(Dataset rows describing interfaces)
*****
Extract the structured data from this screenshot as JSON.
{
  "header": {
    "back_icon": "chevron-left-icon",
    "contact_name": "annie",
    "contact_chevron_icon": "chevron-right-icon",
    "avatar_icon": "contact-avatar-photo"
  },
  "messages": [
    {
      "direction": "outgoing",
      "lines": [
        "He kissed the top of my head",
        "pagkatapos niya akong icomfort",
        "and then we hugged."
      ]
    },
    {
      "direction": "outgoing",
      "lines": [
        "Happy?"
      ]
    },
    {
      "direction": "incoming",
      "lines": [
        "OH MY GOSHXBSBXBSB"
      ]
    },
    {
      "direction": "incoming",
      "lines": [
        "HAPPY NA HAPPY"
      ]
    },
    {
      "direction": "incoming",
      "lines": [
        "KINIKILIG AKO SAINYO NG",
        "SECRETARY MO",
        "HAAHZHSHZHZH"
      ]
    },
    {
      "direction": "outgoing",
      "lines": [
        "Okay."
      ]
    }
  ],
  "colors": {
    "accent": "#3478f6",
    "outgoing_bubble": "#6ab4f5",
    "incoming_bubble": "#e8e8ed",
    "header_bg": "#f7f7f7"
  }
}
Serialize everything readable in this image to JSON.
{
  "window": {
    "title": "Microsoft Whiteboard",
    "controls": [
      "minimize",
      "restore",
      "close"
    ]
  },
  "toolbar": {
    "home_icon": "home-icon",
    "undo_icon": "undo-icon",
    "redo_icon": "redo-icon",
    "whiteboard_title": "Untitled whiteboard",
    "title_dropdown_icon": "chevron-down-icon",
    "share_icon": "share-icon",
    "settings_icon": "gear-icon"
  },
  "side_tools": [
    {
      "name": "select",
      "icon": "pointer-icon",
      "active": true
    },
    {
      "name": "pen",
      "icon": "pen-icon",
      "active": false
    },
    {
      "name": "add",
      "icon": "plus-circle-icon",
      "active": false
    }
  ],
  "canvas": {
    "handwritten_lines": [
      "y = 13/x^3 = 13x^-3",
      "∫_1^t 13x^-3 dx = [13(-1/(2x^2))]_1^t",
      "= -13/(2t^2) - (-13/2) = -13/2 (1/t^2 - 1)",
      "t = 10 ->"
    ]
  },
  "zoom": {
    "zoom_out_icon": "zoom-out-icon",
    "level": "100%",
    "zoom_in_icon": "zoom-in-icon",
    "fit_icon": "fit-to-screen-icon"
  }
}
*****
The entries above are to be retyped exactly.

Extract the structured data from this screenshot as JSON.
{
  "header": {
    "back_icon": "chevron-left-icon",
    "contact_name": "annie",
    "contact_chevron_icon": "chevron-right-icon",
    "avatar_icon": "contact-avatar-photo"
  },
  "messages": [
    {
      "direction": "outgoing",
      "lines": [
        "He kissed the top of my head",
        "pagkatapos niya akong icomfort",
        "and then we hugged."
      ]
    },
    {
      "direction": "outgoing",
      "lines": [
        "Happy?"
      ]
    },
    {
      "direction": "incoming",
      "lines": [
        "OH MY GOSHXBSBXBSB"
      ]
    },
    {
      "direction": "incoming",
      "lines": [
        "HAPPY NA HAPPY"
      ]
    },
    {
      "direction": "incoming",
      "lines": [
        "KINIKILIG AKO SAINYO NG",
        "SECRETARY MO",
        "HAAHZHSHZHZH"
      ]
    },
    {
      "direction": "outgoing",
      "lines": [
        "Okay."
      ]
    }
  ],
  "colors": {
    "accent": "#3478f6",
    "outgoing_bubble": "#6ab4f5",
    "incoming_bubble": "#e8e8ed",
    "header_bg": "#f7f7f7"
  }
}
Serialize everything readable in this image to JSON.
{
  "window": {
    "title": "Microsoft Whiteboard",
    "controls": [
      "minimize",
      "restore",
      "close"
    ]
  },
  "toolbar": {
    "home_icon": "home-icon",
    "undo_icon": "undo-icon",
    "redo_icon": "redo-icon",
    "whiteboard_title": "Untitled whiteboard",
    "title_dropdown_icon": "chevron-down-icon",
    "share_icon": "share-icon",
    "settings_icon": "gear-icon"
  },
  "side_tools": [
    {
      "name": "select",
      "icon": "pointer-icon",
      "active": true
    },
    {
      "name": "pen",
      "icon": "pen-icon",
      "active": false
    },
    {
      "name": "add",
      "icon": "plus-circle-icon",
      "active": false
    }
  ],
  "canvas": {
    "handwritten_lines": [
      "y = 13/x^3 = 13x^-3",
      "∫_1^t 13x^-3 dx = [13(-1/(2x^2))]_1^t",
      "= -13/(2t^2) - (-13/2) = -13/2 (1/t^2 - 1)",
      "t = 10 ->"
    ]
  },
  "zoom": {
    "zoom_out_icon": "zoom-out-icon",
    "level": "100%",
    "zoom_in_icon": "zoom-in-icon",
    "fit_icon": "fit-to-screen-icon"
  }
}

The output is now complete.